It was an honour to be invited back to represent the SCI on the judges panel for the Final of the IFST Young Food Scientist of the Year Final (North of England). This year it was hosted in Middlesbrough by Teesside University.
Undergraduates and Postgraduates were competing to win their category by presenting findings from their dissertation projects. We were welcomed to the very stylish modern campus and an aptly named building, the Curve, by Nigel Atkinson Senior Lecturer at Teesside University in Forensic/Applied Science (Food Chemistry). I was joined by my fellow judges, panel leader Ivan Bartolo of the Sea Fish Industry Authority, Ian Blakemore of Protem Projects and our timekeeper Martin Nulty. This year we were very pleased to welcome onto the panel Claire Abbott, Head of R&D Programme Management at Quorn Foods.
We certainly had our work cut out for us as we were treated to a very high standard of talks from a group of students that were confident and self-assured, on the surface anyway. They certainly kept any nerves well under control. The competition was kicked off by undergraduate Melissa Turner from Sheffield Hallam University who had been studying stress in students, and how the levels of salt consumption may affect systolic blood pressure. Five other undergraduates from Sheffield Hallam, Newcastle and Teesside Universities followed covering a range of topics from the behaviour of green tea polyphenols in the mouth, the effect of a super-fruit on blood sugar and insulin levels, analytical chemistry of fatty acids in edible oils, the impact of branding on consumer choice, and a report on strategies for reducing campylobacter in the food supply chain. Judges were looking at several elements in the presentations; the rational, was the reason for the study explained well; the method adopted, results and their interpretation. Additionally how applicable was the study to the food industry, would the findings add value? Finally the presentation skills and ability to keep to time were considered. The winner from this section was Beth Twilley, from Sheffield Hallam University, with "The role of information and expectation on sensory evaluation: a study investigating the effect of branding". And here are all the winners and runners-up.

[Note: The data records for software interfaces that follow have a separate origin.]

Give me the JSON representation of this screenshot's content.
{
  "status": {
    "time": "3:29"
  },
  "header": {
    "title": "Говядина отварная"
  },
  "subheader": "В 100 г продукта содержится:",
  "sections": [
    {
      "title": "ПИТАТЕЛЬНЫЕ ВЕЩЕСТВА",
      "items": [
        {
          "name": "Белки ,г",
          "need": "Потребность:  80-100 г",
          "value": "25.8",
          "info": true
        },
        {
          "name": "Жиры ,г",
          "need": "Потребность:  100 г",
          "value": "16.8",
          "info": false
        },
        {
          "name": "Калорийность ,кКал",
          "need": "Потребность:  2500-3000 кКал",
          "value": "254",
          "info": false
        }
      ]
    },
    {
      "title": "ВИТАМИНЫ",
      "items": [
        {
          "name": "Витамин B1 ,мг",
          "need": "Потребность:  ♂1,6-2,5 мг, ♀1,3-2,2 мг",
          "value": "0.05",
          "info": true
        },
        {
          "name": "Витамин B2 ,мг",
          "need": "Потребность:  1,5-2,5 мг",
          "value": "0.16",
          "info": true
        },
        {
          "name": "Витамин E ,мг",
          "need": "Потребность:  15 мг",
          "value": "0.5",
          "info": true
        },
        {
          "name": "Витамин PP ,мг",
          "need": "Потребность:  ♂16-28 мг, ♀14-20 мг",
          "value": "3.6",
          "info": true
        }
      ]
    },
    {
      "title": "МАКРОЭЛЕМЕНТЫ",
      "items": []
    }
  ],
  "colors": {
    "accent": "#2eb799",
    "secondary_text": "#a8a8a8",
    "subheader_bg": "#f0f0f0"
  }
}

Photo courtesy of Teesside University
There were four postgraduate finalists two from Liverpool John Moores, one from Leeds and one industry based at 2 Sisters Food Group. With a little more time they had an opportunity to go into more detail. Of course that meant we had the opportunity to ask more questions! Excellent talks were given on: take away food and impacts on CVD, a novel use of ultrasonics as an analytical tool for studying enzyme kinetics, processing strategies for reducing the incidence of small bones in chicken breast fillet, and a very interesting final talk from Tanja Harrison from Liverpool John Moores University on obesity phenotypes, nutritional status and cardiometabolic risk. In this postgraduate category the winner was Ruth Wright, from 2 Sisters Food Group, with her talk "A study into the reduction of bones in boneless chicken breast fillet". This was a big topic to cover and although only in her first year Ruth presented the project concisely and clearly.
Of course our most discerning judges are often our peers and the audience of fellow students took their opportunity to nominate their own favourite of the evening…and this award went to postgraduate Luisa Patzschewitz, from University of Leeds, with "The ultrasonic resonator technique - a potential analytical tool to measure enzyme kinetics".
All in all an excellent evening and all the participants should be very happy with their performance. Hopefully the Judges didn't do such a bad job either…until next year then.
Craig is a consultant, a flavour enthusiast and an unapologetic analytical chemistry geek.